It is unclear whether angiotensin-converting enzyme inhibitors (ACEIs) in combination with angiotensin-receptor blockers (ARBs) are superior to ACEIs or ARBs alone in the treatment of nondiabetic chronic kidney disease (CKD). The present meta-analysis was designed to assess the efficacy and safety of ACEIs in combination with ARBs in nondiabetic CKD.
The PubMed, Embase, and Cochrane Library databases were searched to identify randomized controlled trials (RCTs) published prior to March 2020. A random-effects model was used to calculate the effect sizes of eligible studies.
The present meta-analysis of 20 RCTs encompassing 1,398 patients with nondiabetic CKD demonstrated that ACEIs in combination with ARBs were superior to ACEIs or ARBs alone in reducing urine albumin excretion (SMD, -0.69; 95% CI, -1.13 to -0.25; P=0.002), urine protein excretion (SMD, -0.34; 95% CI, -0.46 to -0.23; P<0.001), and blood pressure (systolic blood pressure: WMD, -1.43; 95% CI, -2.42 to -0.44; P=0.005; diastolic blood pressure: WMD, -1.85; 95% CI, -2.67 to -1.04; P<0.001) without decreasing glomerular filtration rate (SMD, -0.07; 95% CI, -0.20 to 0.06; P=0.30) or increasing incidences of hyperkalaemia (RR, 1.70; 95% CI, 0.47 to 6.11; P=0.42) and hypotension (RR, 1.80; 95% CI, 0.67 to 4.86; P=0.25).

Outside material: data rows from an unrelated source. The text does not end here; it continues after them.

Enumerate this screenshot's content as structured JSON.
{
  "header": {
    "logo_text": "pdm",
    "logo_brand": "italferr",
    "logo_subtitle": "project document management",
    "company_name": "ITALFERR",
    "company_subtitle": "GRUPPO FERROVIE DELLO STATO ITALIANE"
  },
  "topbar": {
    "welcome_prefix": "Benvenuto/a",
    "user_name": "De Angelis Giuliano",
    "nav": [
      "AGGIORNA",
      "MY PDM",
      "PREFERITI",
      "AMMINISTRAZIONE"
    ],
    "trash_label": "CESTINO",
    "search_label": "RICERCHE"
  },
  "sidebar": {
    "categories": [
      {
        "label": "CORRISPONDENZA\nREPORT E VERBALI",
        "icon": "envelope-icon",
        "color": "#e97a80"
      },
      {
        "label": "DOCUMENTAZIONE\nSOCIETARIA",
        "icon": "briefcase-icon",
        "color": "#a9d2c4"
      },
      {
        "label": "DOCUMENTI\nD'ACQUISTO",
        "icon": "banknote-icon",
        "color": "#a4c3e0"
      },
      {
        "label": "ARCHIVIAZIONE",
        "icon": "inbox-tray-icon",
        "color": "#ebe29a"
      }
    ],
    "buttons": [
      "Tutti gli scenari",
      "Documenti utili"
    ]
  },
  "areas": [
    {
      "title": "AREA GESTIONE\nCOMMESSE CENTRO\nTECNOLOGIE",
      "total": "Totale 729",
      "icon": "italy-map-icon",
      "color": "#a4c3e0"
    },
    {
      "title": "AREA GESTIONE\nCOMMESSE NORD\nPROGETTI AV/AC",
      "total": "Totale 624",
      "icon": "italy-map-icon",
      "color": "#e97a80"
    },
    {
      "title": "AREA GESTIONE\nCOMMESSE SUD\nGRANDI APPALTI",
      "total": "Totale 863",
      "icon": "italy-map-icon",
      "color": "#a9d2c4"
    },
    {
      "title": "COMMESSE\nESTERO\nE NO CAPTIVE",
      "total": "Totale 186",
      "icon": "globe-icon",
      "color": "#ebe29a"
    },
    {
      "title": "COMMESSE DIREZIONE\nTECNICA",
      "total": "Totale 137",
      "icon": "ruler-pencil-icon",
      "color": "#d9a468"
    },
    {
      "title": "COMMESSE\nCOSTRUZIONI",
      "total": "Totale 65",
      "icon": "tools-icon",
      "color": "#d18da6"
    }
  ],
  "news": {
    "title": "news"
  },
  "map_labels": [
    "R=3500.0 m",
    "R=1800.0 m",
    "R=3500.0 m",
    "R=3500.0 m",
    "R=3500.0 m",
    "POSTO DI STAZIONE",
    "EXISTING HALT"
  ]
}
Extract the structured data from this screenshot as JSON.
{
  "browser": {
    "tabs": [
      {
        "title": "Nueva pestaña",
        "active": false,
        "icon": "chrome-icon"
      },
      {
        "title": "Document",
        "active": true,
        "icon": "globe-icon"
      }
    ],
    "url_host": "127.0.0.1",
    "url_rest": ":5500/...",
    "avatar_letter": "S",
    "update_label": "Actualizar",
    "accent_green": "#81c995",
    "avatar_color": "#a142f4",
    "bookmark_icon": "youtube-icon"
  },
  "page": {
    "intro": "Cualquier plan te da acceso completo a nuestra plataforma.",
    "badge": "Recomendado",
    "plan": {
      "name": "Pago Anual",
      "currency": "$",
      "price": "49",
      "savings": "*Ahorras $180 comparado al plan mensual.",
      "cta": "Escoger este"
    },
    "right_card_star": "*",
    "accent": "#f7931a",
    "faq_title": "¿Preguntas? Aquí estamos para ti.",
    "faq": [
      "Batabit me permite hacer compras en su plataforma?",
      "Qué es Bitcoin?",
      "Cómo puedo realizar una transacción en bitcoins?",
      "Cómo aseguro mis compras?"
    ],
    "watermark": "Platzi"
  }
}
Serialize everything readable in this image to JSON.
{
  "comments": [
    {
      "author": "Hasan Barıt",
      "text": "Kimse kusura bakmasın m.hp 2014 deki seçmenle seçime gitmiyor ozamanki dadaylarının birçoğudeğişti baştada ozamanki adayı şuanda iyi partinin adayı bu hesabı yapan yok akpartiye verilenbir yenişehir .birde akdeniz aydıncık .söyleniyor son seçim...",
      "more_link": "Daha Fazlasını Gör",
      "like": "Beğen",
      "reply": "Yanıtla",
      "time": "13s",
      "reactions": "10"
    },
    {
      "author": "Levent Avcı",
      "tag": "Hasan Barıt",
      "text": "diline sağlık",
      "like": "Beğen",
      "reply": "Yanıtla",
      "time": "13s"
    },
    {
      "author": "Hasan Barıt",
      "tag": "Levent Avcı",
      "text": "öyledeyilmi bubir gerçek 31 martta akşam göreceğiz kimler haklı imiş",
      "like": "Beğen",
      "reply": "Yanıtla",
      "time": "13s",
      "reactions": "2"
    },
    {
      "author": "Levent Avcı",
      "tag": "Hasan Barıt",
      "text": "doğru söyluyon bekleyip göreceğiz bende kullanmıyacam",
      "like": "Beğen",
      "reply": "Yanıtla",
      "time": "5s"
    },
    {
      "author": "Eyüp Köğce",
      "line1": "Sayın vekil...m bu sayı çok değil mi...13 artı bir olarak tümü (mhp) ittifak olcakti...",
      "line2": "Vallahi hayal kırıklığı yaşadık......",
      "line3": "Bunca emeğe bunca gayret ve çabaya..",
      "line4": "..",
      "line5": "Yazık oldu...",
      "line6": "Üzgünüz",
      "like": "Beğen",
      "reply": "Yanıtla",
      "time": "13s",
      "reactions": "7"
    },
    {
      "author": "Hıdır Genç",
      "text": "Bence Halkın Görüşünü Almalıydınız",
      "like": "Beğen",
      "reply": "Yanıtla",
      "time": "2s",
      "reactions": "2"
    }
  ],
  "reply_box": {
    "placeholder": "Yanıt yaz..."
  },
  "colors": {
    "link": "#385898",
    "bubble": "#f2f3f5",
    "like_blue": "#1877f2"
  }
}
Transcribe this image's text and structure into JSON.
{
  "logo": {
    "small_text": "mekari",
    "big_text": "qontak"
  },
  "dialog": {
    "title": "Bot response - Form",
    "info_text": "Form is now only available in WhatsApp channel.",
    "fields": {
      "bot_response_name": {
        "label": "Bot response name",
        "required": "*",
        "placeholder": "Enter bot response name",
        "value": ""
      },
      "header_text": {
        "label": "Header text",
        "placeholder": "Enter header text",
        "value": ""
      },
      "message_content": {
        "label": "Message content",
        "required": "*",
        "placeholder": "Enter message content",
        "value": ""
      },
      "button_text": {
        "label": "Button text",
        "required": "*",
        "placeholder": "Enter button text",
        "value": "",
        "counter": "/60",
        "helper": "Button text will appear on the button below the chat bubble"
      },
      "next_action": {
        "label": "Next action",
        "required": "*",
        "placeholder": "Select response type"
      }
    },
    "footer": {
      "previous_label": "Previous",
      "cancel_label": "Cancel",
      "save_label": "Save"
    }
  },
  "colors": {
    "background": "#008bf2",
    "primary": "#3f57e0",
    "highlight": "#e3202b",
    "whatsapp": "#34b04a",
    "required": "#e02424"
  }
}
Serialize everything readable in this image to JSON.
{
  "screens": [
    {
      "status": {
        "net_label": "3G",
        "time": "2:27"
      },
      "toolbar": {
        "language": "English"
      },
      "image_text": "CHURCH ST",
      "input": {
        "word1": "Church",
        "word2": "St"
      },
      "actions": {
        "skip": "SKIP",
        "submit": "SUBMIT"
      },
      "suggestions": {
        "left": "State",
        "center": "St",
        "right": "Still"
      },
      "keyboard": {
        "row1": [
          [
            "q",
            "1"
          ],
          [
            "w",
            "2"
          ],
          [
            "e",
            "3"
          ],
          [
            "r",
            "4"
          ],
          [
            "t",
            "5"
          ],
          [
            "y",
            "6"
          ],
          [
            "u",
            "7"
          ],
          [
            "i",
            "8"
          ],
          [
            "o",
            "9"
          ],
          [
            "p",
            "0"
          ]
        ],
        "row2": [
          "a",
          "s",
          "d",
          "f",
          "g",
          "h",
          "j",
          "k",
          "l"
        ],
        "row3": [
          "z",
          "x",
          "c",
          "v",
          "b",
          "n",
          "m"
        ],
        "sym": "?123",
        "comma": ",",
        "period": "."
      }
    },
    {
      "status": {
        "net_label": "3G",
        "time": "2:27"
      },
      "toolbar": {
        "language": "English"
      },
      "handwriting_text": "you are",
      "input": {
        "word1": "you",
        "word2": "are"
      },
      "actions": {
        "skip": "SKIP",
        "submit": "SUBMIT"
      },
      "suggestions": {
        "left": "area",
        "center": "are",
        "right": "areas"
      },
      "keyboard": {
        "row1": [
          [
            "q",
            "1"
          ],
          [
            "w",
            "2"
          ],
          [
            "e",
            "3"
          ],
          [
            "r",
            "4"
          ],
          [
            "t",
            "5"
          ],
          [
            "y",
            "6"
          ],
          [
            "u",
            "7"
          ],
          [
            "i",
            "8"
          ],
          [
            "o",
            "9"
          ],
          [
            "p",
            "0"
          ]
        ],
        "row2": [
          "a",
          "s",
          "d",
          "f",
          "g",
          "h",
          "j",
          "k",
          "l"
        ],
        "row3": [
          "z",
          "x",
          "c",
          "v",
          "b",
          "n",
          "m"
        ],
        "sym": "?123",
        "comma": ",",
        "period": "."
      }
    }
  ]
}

Compared with ACEIs or ARBs alone, ACEIs in combination with ARBs are effective and safe in the treatment of nondiabetic CKD. ACEIs combined with ARBs may be a better choice to reduce proteinuria as long as they can be tolerated.